DEAR ABBY: My daughter, "Sybil," has had a boyfriend I'll call "Todd" for about five years, through high school and now college. They are considering marriage. They have exchanged gifts for birthdays and holidays, but Todd's participation has always been reluctant.
Recently, Sybil treated Todd to dinner at an expensive restaurant and gave him a gift for his 21st birthday. She was happy to do it, and he seemed very appreciative. When her birthday came, she received only a card and a phone call from Todd, even though they live in the same town. She was hurt, and it strained their relationship. Todd's excuse was that gifts are "materialistic." Sybil and I believe that a gift of any size would have been a thoughtful remembrance.
Abby, I am concerned that this could become a habit. I have known women who have been lucky to get even a nod from their significant others on their special days and, as a result, I have seen sorrow every year when their days roll around. Why should they have to grin and bear it, or nag their partners? Will you please share how this matter can be tactfully handled? -- A MOM IN WASHINGTON
DEAR MOM: If you are on comfortable terms with Todd, try a candid, confidential talk with him. Bear in mind that upbringing has everything to do with how one views gift-giving.

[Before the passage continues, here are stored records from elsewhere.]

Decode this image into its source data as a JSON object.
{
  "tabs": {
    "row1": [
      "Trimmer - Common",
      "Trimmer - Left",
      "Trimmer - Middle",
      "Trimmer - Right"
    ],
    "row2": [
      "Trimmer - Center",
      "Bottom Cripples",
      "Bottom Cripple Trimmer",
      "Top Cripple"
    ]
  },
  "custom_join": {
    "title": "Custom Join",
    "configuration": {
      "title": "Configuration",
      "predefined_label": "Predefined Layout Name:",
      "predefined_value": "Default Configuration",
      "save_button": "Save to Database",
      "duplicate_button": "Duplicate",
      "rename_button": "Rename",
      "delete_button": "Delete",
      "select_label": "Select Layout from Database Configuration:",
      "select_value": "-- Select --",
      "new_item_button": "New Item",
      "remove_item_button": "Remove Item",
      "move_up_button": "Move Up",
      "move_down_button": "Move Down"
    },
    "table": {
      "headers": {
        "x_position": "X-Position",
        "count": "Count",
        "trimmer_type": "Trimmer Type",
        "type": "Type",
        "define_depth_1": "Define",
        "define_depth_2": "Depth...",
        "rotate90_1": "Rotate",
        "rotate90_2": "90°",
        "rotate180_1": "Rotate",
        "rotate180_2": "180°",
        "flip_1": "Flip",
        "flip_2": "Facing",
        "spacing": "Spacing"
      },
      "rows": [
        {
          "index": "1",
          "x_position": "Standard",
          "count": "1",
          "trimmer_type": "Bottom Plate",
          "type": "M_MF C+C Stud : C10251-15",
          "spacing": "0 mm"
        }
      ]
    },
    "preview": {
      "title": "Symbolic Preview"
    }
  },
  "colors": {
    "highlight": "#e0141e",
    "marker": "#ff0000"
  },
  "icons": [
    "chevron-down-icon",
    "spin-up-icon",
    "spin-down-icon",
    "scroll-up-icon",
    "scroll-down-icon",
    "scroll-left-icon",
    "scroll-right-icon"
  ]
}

Todd's family may have a different value system.
Explain how important a gesture of remembrance is in your family. If Todd is made out of the right stuff, he will adjust and acknowledge Sybil's special days. If not, she will have to decide if Todd is the man for her.